“I am always terrified of germs and worry that my family is in danger too. I think that the meals I prepare will make them ill. I wash all the food items I can, at least three times, and I cannot touch any food with my bare hands. It takes me ages to prepare meals.”
Outline two characteristics of obsessive-compulsive disorder. Refer to Sami in your answer. ( 4 marks)
Obsessions: Sami experiences obsessive thoughts related to germs and the fear of her family becoming ill. Her constant worry about the safety and cleanliness of her family indicates the presence of intrusive and unwanted thoughts that are characteristic of OCD. These obsessions are distressing and lead to heightened anxiety.
Compulsions: Sami engages in repetitive behaviors as a way to alleviate her anxiety and reduce the perceived threat of contamination. Her compulsions include washing food items multiple times and avoiding touching food with her bare hands. These rituals are time-consuming and interfere with her daily life and ability to prepare meals efficiently.
Outline two cognitive characteristics of obsessive-compulsive disorder. (4 marks)
Obsessive thoughts: Individuals with OCD experience persistent and intrusive thoughts related to specific themes, such as germs. These thoughts are unwanted, distressing, and difficult to control. For example, a person with OCD may constantly think about being contaminated by germs and may have vivid and intrusive mental images of germs causing harm. These obsessive thoughts can lead to significant anxiety and discomfort.

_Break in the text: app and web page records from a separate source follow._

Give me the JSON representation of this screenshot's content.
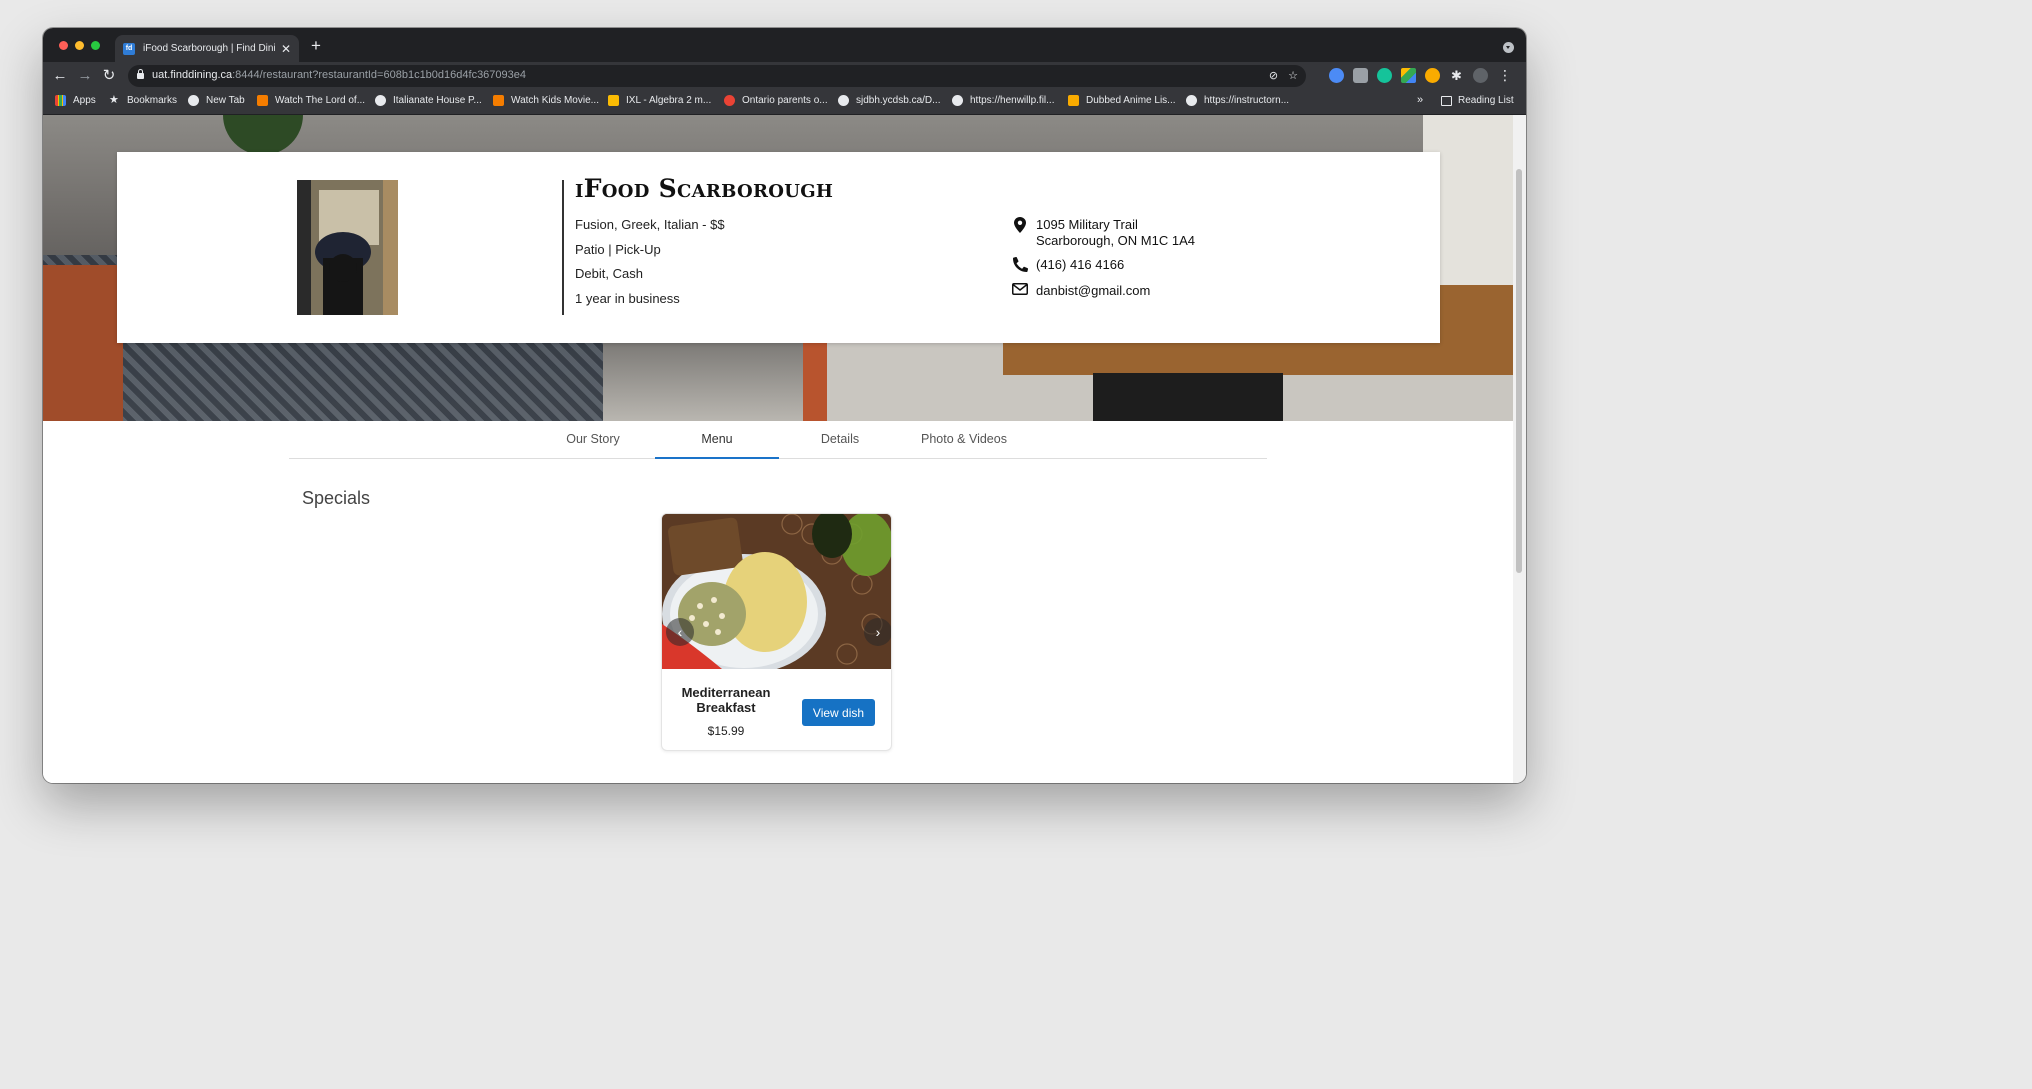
{
  "browser": {
    "tab_title": "iFood Scarborough | Find Dinin",
    "url_host": "uat.finddining.ca",
    "url_rest": ":8444/restaurant?restaurantId=608b1c1b0d16d4fc367093e4",
    "bookmarks": [
      {
        "label": "Apps",
        "icon": "apps-grid-icon"
      },
      {
        "label": "Bookmarks",
        "icon": "star-icon"
      },
      {
        "label": "New Tab",
        "icon": "globe-icon"
      },
      {
        "label": "Watch The Lord of...",
        "icon": "blogger-icon"
      },
      {
        "label": "Italianate House P...",
        "icon": "globe-icon"
      },
      {
        "label": "Watch Kids Movie...",
        "icon": "blogger-icon"
      },
      {
        "label": "IXL - Algebra 2 m...",
        "icon": "ixl-icon"
      },
      {
        "label": "Ontario parents o...",
        "icon": "maple-leaf-icon"
      },
      {
        "label": "sjdbh.ycdsb.ca/D...",
        "icon": "globe-icon"
      },
      {
        "label": "https://henwillp.fil...",
        "icon": "wordpress-icon"
      },
      {
        "label": "Dubbed Anime Lis...",
        "icon": "bookmark-app-icon"
      },
      {
        "label": "https://instructorn...",
        "icon": "globe-icon"
      }
    ],
    "more_label": "»",
    "reading_list": "Reading List"
  },
  "restaurant": {
    "name": "iFood Scarborough",
    "cuisine": "Fusion, Greek, Italian - $$",
    "services": "Patio | Pick-Up",
    "payment": "Debit, Cash",
    "years": "1 year in business",
    "address_line1": "1095 Military Trail",
    "address_line2": "Scarborough, ON M1C 1A4",
    "phone": "(416) 416 4166",
    "email": "danbist@gmail.com"
  },
  "tabs": [
    "Our Story",
    "Menu",
    "Details",
    "Photo & Videos"
  ],
  "active_tab": "Menu",
  "specials": {
    "heading": "Specials",
    "dish": {
      "name": "Mediterranean Breakfast",
      "price": "$15.99",
      "button": "View dish"
    }
  },
  "colors": {
    "accent": "#1672c4",
    "chrome_dark": "#202124",
    "chrome_mid": "#35363a"
  }
}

Hypervigilance/selective attention: People with OCD often exhibit heightened awareness and selective attention to situations or stimuli related to their obsessions. This means they are more attuned to potential triggers or sources of their obsessions in new situations. For instance, an individual with OCD focused on germs may be hypervigilant about cleanliness and constantly scanning their environment for potential sources of contamination. This cognitive characteristic reflects the need to be constantly alert and vigilant to prevent perceived threats associated with their obsessions.